WASHINGTON — Jan. 27, 2016 — Growing more switchgrass in certain areas could have a positive impact on water quality, as well as provide more feedstock for the production of cellulosic biomass, according to a press release.

Argonne National Laboratory recently released a study funded by the U.S. Department of Energy’s Bioenergy Technologies Office (BETO) which examines the potential effects of future biofuel production on freshwater resources in the Missouri River Basin.

The study identified four areas that could be associated with increased feedstock production, and demonstrated that increasing the amount of switchgrass acreage in these areas could significantly improve water quality, noted the release.

Researchers used the Soil and Water Assessment Tool, a modeling tool developed by the U.S. Department of Agriculture‘s Agricultural Research Service, to examine how water quality (nutrient and sediment loading) and flow would be affected by increases in feedstock production estimated by BETO’s Billion Ton Update, stated the release.

According to the Department of Energy, the findings can support decision making at an early stage of the biofuel industry’s development and enhance the environmental sustainability of feedstock production.

Future studies will build on this work by evaluating how management practices influence water quality, agriculture production and feedstock production in an integrated landscape, reported the release.

BETO works with industrial, academic, agricultural and nonprofit partners across the United States to develop and demonstrate commercially viable, high-performance biofuels, bioproducts and biopower made from renewable, U.S. biomass resources, said the release.
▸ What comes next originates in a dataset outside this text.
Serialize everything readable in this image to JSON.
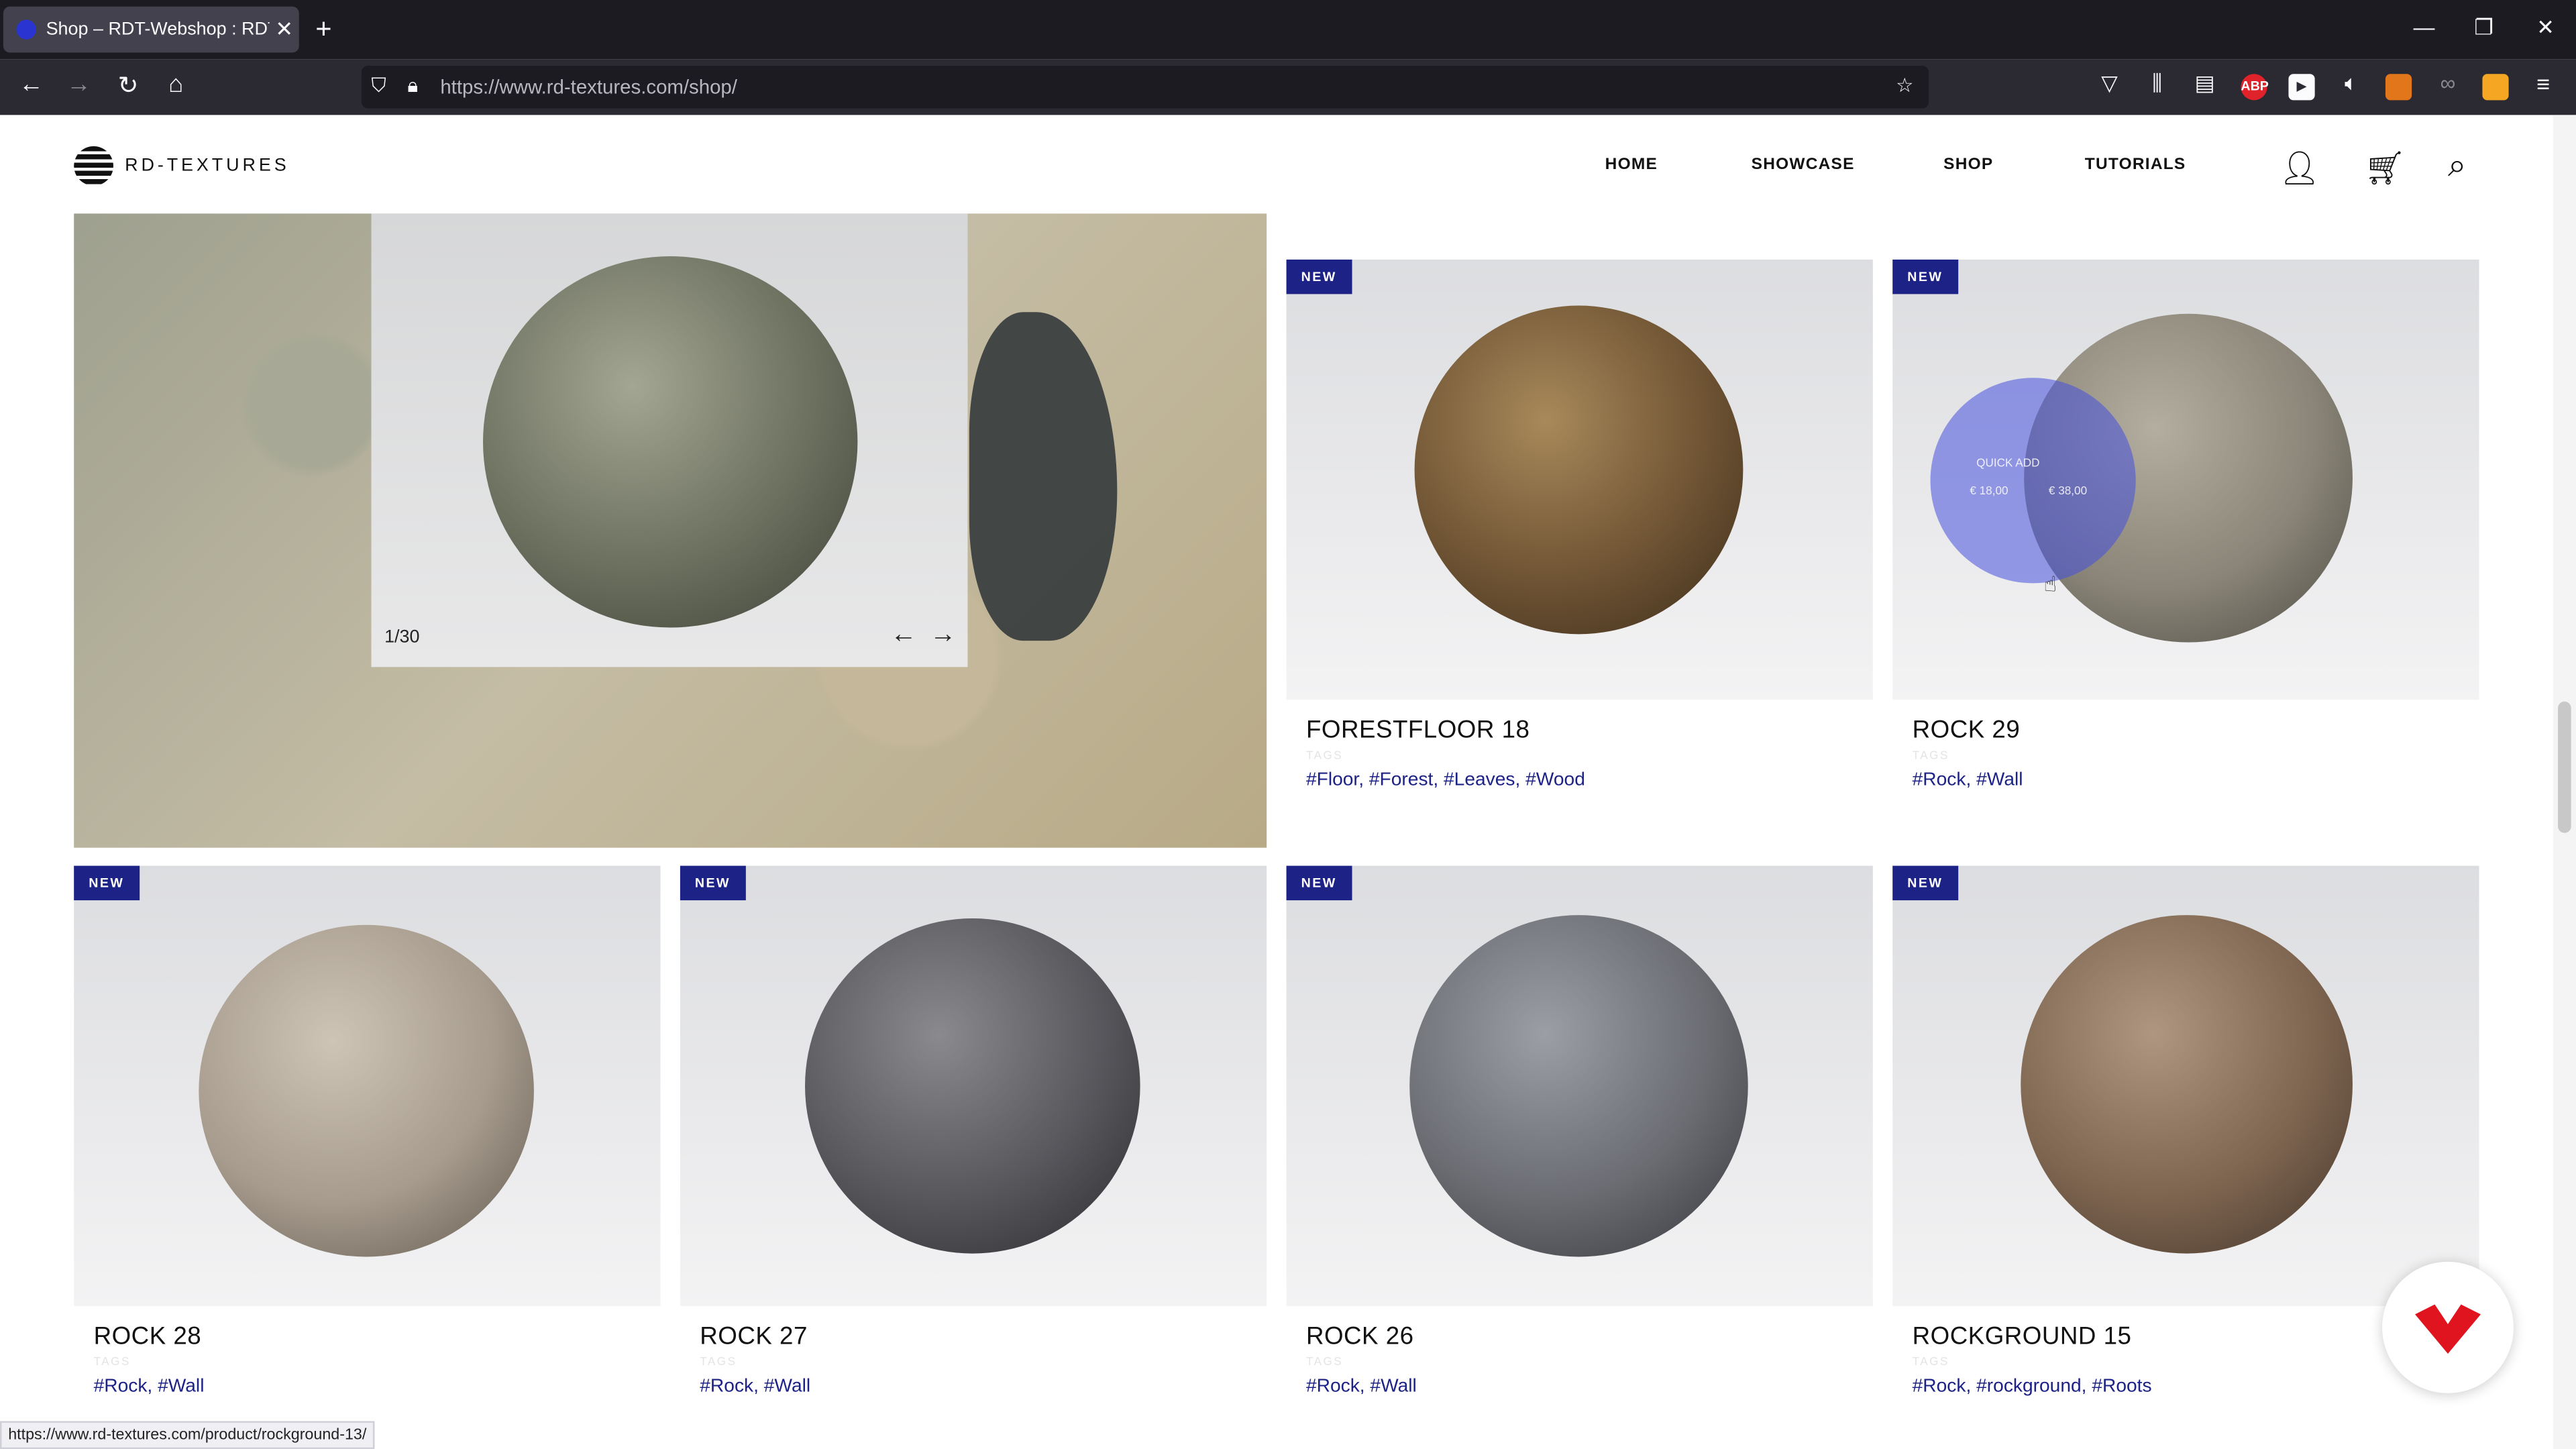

Its sustainability work includes assessing water resource use and water quality impacts of bioenergy production.

You can find the entire release here.